That is a really good question. I want to answer this so well. I do love Barbara Streisand. Not that surprising, but I am a big Babs fan. My mom was a Babs fan, there’s a scene in the book where we sing this song called “Tell Him” which is a duet with her and Celine Dion and my mom introduced me to her. One of my mom’s favorite movies is The Way We Were and she also loved Yentl, so I saw those movies when I was young. Barbara is just the GOAT — she’s the most incredible actress, writer, director, singer, and so intelligent. Grace incarnate. I love her.
What’s a song that played at your wedding?
My husband and I danced to “Rainy Days and Mondays” by The Carpenters.
What’s the first song you put on when someone hands you the aux?
There is a song called “Haenim” by Kim Jung Mi. That song always really moves people, it is an obscure international song, so I try to show off with that one.
What is the weirdest thing you’ve written a song about?
I was reading the news and I saw a line about billionaires buying bunkers and I thought, that is terrifying, and I was just fascinated by this high level of wealth hoarding and greed. So I wrote “Savage Good Boy” from the perspective of a billionaire coaxing a young woman to live with him in a bunker. In the music video for that, Michael Imperioli is my daddy, my sugar daddy.
Was there a moment you felt ready to give up on musician life, and if so, what got you through it?
Right before Psychopomp came out, I had moved to New York and I was working a job in advertising and I had very much set it aside and my husband was like, “I really don't think you should let this go.” And I was like, “You have no idea how long I've been trying to make this happen.
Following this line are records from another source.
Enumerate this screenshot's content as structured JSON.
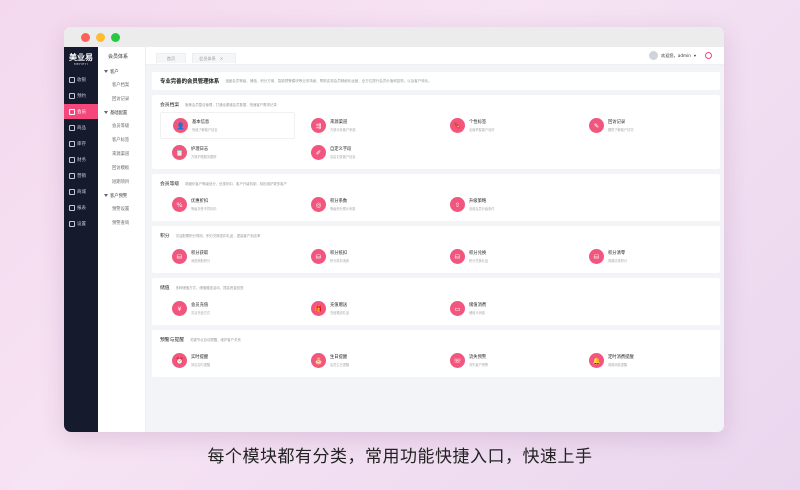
{
  "window": {
    "colors": {
      "accent": "#f2487c",
      "sidebar": "#151a2c"
    }
  },
  "logo": {
    "main": "美业易",
    "sub": "MEIYEYI"
  },
  "nav": [
    {
      "label": "收银",
      "icon": "cashier-icon"
    },
    {
      "label": "预约",
      "icon": "calendar-icon"
    },
    {
      "label": "会员",
      "icon": "member-icon",
      "active": true
    },
    {
      "label": "商品",
      "icon": "goods-icon"
    },
    {
      "label": "库存",
      "icon": "inventory-icon"
    },
    {
      "label": "财务",
      "icon": "finance-icon"
    },
    {
      "label": "营销",
      "icon": "marketing-icon"
    },
    {
      "label": "商城",
      "icon": "mall-icon"
    },
    {
      "label": "报表",
      "icon": "report-icon"
    },
    {
      "label": "设置",
      "icon": "settings-icon"
    }
  ],
  "subnav": {
    "title": "会员体系",
    "groups": [
      {
        "label": "客户",
        "items": [
          "客户档案",
          "回访记录"
        ]
      },
      {
        "label": "基础配置",
        "items": [
          "会员等级",
          "客户标签",
          "来源渠道",
          "回访模板",
          "短期项目"
        ]
      },
      {
        "label": "客户预警",
        "items": [
          "预警设置",
          "预警查询"
        ]
      }
    ]
  },
  "tabs": {
    "home": "首页",
    "current": "会员体系",
    "close": "×"
  },
  "user": {
    "greeting": "欢迎您，admin",
    "caret": "▾"
  },
  "banner": {
    "title": "专业完善的会员管理体系",
    "subtitle": "涵盖会员等级、储值、积分方案、智能预警模块等业务场景，帮助实现会员精细化运营，全方位提升会员价值和复购，以及客户转化。"
  },
  "sections": [
    {
      "title": "会员档案",
      "desc": "聚焦会员整合管理，打通全渠道会员数据，快速客户需求记录",
      "cards": [
        {
          "title": "基本信息",
          "desc": "快速了解客户信息",
          "icon": "👤"
        },
        {
          "title": "来源渠道",
          "desc": "方便分析客户来源",
          "icon": "⇶"
        },
        {
          "title": "个性标签",
          "desc": "全面掌握客户喜好",
          "icon": "🔖"
        },
        {
          "title": "回访记录",
          "desc": "跟踪了解客户情况",
          "icon": "✎"
        },
        {
          "title": "护理日志",
          "desc": "方便护理服务跟踪",
          "icon": "📋"
        },
        {
          "title": "自定义字段",
          "desc": "自由记录客户信息",
          "icon": "✐"
        }
      ]
    },
    {
      "title": "会员等级",
      "desc": "精细化客户等级划分，优惠折扣、客户升级机制，轻松维护更多客户",
      "cards": [
        {
          "title": "优惠折扣",
          "desc": "等级享受不同折扣",
          "icon": "%"
        },
        {
          "title": "积分系数",
          "desc": "等级积分累计系数",
          "icon": "◎"
        },
        {
          "title": "升级策略",
          "desc": "设置会员升级条件",
          "icon": "⇧"
        }
      ]
    },
    {
      "title": "积分",
      "desc": "灵活配置积分规则，积分兑换抵扣礼品，提高客户到店率",
      "cards": [
        {
          "title": "积分获取",
          "desc": "消费获取积分",
          "icon": "⛁"
        },
        {
          "title": "积分抵扣",
          "desc": "积分抵扣消费",
          "icon": "⛁"
        },
        {
          "title": "积分兑换",
          "desc": "积分兑换礼品",
          "icon": "⛁"
        },
        {
          "title": "积分清零",
          "desc": "周期清零积分",
          "icon": "⛁"
        }
      ]
    },
    {
      "title": "储值",
      "desc": "多种储值方式，储值赠送活动，提高资金回笼",
      "cards": [
        {
          "title": "会员充值",
          "desc": "灵活充值方式",
          "icon": "¥"
        },
        {
          "title": "充值赠送",
          "desc": "充值赠送礼品",
          "icon": "🎁"
        },
        {
          "title": "储值消费",
          "desc": "储值卡消费",
          "icon": "▭"
        }
      ]
    },
    {
      "title": "预警与提醒",
      "desc": "关键节点自动提醒，维护客户关系",
      "cards": [
        {
          "title": "实时提醒",
          "desc": "到店实时提醒",
          "icon": "⏰"
        },
        {
          "title": "生日提醒",
          "desc": "会员生日提醒",
          "icon": "🎂"
        },
        {
          "title": "流失预警",
          "desc": "流失客户预警",
          "icon": "☏"
        },
        {
          "title": "定时消费提醒",
          "desc": "周期消费提醒",
          "icon": "🔔"
        }
      ]
    }
  ],
  "caption": "每个模块都有分类，常用功能快捷入口，快速上手"
}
I'm 25 years old, if it’s not happening now, it’s never going to happen.” And of course, that was the record that did well for the first time.
This interview has been edited and condensed for clarity.